## Problem to solve:
What lines below mention the word "emoji"? Copy each one.

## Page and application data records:
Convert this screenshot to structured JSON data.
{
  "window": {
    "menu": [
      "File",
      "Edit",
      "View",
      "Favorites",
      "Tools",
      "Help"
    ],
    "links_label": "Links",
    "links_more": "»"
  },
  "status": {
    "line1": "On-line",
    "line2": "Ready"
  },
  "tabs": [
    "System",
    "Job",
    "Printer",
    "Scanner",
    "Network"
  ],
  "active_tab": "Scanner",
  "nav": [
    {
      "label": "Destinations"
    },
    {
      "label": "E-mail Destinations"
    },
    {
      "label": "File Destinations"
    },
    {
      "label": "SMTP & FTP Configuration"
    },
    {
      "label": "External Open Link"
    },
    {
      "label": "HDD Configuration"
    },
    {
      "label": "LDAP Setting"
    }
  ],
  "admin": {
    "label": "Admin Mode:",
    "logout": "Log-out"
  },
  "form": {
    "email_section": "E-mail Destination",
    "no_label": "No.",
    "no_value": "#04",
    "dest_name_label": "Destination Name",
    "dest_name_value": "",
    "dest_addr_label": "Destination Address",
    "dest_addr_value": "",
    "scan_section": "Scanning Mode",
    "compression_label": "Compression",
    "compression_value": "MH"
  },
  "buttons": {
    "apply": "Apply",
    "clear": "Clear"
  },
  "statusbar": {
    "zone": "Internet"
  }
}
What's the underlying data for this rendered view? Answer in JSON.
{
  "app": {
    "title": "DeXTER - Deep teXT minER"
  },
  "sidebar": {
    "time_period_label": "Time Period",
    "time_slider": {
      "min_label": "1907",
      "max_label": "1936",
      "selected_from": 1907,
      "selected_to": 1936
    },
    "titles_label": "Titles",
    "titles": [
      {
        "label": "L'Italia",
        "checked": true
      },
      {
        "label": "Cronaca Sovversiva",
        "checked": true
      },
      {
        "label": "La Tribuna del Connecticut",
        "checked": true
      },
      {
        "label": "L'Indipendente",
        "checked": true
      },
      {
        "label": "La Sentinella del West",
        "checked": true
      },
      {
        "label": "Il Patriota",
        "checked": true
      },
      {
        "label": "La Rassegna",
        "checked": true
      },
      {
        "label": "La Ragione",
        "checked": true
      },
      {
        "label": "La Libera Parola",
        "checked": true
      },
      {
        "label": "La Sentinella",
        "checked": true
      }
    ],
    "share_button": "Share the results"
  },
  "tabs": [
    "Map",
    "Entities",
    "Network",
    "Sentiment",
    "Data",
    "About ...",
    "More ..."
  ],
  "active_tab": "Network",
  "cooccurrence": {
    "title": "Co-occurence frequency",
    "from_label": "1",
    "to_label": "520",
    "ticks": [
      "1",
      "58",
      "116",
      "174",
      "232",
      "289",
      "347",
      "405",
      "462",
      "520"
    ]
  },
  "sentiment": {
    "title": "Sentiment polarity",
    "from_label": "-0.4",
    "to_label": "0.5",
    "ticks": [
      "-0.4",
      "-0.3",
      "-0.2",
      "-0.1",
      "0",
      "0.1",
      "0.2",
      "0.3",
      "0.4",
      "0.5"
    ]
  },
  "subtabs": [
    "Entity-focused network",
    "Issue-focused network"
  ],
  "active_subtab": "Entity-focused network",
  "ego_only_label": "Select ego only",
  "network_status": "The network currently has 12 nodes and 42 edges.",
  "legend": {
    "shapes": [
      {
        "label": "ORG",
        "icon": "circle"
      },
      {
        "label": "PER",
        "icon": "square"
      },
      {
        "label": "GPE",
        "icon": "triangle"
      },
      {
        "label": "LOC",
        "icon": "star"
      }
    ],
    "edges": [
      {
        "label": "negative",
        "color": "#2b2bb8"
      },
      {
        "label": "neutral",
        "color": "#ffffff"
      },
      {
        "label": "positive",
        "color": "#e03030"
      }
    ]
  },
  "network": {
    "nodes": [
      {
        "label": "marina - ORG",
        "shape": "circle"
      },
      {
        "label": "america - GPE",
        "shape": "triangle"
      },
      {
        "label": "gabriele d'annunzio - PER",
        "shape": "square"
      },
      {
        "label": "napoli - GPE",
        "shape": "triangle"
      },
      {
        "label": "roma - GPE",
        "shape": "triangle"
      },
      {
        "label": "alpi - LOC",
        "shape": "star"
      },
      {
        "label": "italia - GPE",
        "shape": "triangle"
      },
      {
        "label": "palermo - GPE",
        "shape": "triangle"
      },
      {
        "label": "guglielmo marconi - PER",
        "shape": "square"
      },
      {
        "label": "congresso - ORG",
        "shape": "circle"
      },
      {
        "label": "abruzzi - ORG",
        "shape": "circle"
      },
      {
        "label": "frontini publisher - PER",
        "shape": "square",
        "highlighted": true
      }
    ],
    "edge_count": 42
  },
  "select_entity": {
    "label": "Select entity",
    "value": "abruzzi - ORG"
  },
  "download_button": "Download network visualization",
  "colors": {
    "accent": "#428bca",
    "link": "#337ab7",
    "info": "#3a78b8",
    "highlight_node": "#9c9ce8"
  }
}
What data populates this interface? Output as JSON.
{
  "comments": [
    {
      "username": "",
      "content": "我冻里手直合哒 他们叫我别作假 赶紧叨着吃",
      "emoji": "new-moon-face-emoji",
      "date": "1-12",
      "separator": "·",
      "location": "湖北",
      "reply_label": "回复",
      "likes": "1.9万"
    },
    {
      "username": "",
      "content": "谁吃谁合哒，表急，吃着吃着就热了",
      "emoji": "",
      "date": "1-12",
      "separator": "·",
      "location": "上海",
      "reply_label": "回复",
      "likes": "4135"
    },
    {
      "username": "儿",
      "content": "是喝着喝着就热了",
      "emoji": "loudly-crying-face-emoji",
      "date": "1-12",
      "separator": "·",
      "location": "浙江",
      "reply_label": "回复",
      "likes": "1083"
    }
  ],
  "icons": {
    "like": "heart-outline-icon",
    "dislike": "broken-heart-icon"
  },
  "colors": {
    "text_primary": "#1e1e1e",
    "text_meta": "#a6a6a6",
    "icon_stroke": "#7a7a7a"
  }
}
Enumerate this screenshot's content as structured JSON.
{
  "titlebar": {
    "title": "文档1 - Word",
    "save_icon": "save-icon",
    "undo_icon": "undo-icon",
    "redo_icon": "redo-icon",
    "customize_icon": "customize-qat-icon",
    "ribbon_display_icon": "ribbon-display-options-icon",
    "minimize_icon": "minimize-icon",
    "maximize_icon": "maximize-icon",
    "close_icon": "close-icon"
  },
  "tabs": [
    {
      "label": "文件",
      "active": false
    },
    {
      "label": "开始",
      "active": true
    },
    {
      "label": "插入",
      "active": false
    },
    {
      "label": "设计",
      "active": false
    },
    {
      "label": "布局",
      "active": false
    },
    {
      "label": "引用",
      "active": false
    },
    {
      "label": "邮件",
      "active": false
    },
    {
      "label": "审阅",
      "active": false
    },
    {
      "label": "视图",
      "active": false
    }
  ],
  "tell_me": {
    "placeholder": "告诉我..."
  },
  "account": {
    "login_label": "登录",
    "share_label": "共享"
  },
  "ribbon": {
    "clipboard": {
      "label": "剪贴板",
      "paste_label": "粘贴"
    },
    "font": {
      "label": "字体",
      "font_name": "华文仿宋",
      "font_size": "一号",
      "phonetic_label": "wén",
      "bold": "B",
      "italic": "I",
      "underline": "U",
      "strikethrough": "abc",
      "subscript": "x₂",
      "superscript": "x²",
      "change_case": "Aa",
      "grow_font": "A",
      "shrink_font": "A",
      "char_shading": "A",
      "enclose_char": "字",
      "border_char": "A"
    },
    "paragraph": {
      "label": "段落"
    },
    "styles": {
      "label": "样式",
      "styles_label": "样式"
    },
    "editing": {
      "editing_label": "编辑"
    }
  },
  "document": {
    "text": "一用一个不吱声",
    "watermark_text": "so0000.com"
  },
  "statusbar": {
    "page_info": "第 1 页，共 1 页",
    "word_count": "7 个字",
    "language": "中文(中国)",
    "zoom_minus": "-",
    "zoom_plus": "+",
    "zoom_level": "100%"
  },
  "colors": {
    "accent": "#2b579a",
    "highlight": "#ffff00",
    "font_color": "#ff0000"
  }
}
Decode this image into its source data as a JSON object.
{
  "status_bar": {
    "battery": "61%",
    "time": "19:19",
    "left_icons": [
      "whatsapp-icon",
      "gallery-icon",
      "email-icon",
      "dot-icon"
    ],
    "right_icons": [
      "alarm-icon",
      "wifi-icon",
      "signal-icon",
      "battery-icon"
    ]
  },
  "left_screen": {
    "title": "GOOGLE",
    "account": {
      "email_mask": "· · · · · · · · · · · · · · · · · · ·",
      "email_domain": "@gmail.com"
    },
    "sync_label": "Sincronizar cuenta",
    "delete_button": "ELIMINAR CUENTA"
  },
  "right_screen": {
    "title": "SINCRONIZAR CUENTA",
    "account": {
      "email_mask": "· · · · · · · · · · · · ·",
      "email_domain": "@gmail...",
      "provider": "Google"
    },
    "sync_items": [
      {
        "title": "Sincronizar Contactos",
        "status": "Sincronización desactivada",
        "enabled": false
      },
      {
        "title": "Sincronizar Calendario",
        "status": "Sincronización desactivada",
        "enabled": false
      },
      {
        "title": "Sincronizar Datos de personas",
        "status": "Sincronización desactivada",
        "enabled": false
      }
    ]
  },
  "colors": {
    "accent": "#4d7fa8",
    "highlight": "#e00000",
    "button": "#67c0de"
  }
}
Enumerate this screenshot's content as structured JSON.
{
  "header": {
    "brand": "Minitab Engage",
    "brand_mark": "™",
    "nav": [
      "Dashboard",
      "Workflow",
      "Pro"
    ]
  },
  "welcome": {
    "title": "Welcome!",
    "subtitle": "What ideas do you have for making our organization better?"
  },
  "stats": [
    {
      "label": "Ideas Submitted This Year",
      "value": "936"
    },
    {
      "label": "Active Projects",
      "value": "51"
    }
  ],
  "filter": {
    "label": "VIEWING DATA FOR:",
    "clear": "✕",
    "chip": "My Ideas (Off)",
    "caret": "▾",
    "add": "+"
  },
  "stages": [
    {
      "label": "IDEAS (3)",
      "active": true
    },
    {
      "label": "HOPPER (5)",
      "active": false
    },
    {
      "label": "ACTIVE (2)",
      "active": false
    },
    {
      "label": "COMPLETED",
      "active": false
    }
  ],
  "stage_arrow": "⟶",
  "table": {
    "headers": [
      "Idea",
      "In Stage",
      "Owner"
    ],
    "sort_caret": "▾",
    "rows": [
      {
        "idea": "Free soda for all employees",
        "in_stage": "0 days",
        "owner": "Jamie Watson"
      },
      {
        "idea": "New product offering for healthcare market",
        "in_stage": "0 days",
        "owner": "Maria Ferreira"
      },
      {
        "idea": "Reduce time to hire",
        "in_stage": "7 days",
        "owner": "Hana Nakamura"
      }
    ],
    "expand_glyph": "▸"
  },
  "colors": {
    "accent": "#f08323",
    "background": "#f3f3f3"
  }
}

## Answer box:
      "emoji": "new-moon-face-emoji",
      "emoji": "",
      "emoji": "loudly-crying-face-emoji",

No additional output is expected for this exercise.